#### Activity
Search the entries for lines that contain the word "title", and report each one found.

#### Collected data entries
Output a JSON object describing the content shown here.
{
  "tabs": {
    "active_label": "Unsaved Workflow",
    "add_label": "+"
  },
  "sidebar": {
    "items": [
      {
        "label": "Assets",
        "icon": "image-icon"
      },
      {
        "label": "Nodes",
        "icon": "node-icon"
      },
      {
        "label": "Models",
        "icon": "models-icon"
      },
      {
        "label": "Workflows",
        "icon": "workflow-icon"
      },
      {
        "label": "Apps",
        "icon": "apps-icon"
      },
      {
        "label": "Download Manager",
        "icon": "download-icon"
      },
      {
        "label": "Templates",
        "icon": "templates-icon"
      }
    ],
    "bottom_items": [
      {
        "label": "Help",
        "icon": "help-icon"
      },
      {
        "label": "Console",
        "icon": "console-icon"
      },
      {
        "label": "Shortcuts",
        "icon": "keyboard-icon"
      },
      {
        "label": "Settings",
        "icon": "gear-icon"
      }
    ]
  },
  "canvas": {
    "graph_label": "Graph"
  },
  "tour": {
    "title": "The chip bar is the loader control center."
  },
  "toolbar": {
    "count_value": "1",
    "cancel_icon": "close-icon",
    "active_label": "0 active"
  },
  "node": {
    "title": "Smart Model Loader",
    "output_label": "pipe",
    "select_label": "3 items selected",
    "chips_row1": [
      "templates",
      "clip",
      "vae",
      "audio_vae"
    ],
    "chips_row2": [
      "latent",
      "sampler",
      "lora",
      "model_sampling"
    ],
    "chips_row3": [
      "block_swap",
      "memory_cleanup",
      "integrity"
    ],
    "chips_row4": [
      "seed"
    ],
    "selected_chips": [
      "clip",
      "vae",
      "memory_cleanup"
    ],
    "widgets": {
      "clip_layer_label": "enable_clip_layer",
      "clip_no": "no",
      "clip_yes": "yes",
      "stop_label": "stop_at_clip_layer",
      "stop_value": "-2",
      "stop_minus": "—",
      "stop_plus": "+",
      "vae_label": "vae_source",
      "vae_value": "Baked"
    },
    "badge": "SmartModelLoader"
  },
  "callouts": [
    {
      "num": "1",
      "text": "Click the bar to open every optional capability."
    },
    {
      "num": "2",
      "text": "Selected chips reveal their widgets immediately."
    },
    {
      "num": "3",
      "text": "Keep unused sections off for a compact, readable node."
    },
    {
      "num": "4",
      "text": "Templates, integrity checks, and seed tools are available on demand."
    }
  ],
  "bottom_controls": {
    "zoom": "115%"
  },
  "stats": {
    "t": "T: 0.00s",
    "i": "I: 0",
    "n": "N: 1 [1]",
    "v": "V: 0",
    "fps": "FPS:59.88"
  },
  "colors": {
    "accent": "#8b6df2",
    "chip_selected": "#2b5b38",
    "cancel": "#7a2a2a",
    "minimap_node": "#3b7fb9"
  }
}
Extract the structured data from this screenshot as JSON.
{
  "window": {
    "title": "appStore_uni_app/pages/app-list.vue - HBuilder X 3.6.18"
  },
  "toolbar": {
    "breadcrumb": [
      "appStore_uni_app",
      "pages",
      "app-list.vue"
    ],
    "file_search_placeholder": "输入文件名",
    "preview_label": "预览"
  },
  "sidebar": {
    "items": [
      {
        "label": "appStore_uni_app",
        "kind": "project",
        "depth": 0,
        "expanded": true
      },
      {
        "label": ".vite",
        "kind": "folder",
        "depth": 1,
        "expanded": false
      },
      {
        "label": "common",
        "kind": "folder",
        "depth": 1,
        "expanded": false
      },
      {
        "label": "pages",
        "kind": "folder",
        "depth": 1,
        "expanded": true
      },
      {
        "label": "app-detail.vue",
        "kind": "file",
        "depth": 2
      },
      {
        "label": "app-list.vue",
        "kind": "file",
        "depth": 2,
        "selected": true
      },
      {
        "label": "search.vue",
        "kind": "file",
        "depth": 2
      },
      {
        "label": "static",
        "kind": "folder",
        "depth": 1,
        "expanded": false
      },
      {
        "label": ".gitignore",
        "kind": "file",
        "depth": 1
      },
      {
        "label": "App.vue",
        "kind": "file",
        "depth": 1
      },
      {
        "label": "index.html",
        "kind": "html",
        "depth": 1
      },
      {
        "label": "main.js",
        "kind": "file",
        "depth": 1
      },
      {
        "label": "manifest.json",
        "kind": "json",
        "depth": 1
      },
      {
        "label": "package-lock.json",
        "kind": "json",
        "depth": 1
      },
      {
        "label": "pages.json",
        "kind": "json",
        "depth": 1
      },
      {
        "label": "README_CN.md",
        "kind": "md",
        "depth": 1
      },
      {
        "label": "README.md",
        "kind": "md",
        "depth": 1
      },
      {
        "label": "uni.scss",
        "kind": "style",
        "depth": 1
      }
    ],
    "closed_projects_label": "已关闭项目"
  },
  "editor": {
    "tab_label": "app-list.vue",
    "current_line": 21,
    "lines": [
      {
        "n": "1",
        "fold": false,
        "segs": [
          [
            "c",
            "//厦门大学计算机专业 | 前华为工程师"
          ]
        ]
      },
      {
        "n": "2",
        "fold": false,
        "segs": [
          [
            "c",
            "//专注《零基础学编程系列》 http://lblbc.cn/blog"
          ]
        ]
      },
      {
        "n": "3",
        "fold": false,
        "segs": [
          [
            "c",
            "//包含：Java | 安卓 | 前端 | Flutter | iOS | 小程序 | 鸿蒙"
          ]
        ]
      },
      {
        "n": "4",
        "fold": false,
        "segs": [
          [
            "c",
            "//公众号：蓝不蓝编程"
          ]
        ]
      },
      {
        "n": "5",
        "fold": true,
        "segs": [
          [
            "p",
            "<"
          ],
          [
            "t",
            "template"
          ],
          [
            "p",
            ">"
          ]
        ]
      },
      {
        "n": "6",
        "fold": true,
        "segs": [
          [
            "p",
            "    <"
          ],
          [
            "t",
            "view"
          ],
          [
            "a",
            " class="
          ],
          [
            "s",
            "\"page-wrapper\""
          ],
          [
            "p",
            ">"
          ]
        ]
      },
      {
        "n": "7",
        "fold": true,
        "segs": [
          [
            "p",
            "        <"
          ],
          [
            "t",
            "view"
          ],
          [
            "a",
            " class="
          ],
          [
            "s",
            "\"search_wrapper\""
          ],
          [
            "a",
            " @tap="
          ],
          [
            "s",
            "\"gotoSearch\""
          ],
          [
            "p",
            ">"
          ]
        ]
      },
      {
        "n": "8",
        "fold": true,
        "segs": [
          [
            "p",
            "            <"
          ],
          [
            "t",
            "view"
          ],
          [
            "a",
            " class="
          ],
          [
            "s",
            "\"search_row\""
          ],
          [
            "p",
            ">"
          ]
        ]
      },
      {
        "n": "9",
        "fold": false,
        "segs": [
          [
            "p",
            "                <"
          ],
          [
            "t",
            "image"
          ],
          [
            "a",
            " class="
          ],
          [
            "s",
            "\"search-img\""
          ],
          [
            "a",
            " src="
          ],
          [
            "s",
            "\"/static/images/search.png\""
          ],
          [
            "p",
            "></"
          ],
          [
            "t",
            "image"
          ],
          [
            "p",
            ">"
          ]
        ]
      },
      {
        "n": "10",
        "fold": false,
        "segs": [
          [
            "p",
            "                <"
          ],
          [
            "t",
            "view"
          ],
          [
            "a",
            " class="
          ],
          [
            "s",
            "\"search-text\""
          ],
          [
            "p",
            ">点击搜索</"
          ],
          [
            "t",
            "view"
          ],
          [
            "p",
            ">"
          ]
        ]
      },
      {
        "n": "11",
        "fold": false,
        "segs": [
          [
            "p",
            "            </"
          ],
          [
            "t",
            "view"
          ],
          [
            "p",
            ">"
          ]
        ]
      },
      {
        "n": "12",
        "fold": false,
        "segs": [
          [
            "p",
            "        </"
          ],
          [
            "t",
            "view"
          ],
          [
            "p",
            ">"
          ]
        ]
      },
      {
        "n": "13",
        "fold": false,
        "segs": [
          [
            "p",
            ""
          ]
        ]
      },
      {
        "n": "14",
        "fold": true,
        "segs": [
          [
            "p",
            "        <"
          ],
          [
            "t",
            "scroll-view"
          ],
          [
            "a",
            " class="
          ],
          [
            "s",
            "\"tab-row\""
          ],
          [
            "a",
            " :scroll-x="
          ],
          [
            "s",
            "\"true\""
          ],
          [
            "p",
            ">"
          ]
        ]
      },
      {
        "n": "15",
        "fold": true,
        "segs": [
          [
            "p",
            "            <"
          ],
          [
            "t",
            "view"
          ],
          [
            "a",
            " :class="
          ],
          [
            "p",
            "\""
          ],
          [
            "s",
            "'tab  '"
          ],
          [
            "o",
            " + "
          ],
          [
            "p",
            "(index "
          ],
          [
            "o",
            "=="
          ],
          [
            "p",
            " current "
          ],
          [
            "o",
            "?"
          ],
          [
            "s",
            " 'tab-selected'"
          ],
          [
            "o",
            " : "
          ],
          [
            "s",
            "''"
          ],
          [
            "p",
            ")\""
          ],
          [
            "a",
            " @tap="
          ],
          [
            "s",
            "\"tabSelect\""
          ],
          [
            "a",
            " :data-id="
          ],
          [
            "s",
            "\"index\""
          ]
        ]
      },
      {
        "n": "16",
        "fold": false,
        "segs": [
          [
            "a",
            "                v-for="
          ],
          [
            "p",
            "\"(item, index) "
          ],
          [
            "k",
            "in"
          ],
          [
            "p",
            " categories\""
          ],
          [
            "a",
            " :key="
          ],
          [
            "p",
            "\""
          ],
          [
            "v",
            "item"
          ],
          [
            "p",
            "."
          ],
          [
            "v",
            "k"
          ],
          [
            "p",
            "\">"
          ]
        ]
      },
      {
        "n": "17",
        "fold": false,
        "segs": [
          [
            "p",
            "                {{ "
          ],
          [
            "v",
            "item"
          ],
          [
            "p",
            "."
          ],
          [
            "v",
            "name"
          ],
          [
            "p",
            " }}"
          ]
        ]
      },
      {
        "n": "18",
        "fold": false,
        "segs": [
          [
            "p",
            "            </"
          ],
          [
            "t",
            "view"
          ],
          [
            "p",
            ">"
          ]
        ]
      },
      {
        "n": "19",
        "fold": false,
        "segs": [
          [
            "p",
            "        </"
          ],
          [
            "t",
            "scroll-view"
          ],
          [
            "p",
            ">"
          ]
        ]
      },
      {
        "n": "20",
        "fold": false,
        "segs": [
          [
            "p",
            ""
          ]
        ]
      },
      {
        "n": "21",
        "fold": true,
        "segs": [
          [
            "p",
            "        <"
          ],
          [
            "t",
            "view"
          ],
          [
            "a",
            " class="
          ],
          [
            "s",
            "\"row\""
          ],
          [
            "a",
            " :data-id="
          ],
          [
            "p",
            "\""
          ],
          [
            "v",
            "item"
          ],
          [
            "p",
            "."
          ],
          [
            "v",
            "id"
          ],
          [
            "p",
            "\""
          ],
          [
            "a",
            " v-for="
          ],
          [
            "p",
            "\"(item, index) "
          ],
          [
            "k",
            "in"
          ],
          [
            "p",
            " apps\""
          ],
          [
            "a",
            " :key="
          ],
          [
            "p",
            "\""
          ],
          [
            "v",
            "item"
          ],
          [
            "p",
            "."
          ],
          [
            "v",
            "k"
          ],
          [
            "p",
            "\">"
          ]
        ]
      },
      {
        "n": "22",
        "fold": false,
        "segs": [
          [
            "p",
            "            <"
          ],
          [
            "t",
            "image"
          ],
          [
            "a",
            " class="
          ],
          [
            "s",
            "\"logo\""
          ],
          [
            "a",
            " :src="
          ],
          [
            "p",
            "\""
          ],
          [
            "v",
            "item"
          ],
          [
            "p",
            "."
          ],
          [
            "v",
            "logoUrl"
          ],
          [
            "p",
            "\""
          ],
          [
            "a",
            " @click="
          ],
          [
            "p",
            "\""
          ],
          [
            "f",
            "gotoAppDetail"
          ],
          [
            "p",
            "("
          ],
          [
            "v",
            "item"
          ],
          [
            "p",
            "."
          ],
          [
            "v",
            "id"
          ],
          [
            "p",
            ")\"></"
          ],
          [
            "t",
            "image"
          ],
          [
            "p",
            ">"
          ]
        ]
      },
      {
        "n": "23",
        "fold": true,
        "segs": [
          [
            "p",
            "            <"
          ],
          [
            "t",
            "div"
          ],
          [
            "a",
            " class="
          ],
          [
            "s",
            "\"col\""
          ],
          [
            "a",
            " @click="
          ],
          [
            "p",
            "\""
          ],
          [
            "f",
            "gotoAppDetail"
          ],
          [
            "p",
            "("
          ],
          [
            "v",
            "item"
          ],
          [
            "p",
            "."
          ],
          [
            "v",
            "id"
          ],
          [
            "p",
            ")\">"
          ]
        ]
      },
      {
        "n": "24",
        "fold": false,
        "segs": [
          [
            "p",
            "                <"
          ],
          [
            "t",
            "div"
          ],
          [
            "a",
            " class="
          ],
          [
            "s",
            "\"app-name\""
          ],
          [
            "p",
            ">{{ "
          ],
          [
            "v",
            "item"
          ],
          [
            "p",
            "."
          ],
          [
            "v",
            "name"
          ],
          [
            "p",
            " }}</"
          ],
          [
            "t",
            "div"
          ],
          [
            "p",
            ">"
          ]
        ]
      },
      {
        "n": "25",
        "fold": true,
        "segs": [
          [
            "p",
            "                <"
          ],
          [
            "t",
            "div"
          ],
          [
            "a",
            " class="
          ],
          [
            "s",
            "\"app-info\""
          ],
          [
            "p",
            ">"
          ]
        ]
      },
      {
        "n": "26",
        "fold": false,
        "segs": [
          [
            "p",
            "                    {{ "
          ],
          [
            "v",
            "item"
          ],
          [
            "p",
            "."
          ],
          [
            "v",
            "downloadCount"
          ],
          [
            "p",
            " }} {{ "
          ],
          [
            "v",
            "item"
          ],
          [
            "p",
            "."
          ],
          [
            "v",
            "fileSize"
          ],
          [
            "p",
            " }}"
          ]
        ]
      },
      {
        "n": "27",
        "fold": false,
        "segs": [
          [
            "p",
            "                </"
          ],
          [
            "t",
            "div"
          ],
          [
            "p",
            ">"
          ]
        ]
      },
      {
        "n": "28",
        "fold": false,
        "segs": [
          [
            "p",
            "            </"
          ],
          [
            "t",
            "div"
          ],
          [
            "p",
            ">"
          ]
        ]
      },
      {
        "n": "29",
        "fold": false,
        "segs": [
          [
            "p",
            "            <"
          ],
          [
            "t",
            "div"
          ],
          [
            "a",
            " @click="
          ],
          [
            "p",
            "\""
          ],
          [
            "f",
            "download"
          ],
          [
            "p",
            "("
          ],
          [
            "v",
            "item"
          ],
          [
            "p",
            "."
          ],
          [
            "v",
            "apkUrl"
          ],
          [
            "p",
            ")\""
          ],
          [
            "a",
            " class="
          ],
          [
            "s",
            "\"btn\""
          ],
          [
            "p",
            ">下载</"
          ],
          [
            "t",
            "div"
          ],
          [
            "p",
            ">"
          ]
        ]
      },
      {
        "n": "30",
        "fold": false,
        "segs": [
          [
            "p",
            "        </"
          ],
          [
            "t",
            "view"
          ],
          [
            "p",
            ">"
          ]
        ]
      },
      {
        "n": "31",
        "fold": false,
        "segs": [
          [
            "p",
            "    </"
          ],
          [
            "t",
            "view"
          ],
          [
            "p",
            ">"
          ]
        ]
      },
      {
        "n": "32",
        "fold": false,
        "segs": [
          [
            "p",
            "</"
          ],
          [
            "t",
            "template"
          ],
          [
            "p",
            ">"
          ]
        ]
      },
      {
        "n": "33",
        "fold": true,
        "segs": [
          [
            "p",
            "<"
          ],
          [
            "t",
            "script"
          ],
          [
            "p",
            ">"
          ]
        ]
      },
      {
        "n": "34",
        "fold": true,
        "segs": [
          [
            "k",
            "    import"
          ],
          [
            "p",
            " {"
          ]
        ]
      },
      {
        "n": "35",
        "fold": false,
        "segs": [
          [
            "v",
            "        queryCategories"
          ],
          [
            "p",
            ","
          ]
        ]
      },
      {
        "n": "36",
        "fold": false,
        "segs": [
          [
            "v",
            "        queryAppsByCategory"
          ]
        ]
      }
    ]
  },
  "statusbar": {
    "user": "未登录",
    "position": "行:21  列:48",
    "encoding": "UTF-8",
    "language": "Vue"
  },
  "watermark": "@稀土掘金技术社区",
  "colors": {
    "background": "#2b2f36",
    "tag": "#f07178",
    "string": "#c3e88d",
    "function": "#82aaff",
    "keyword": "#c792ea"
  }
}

#### Solution for this problem
    "title": "The chip bar is the loader control center."
    "title": "Smart Model Loader",
    "title": "appStore_uni_app/pages/app-list.vue - HBuilder X 3.6.18"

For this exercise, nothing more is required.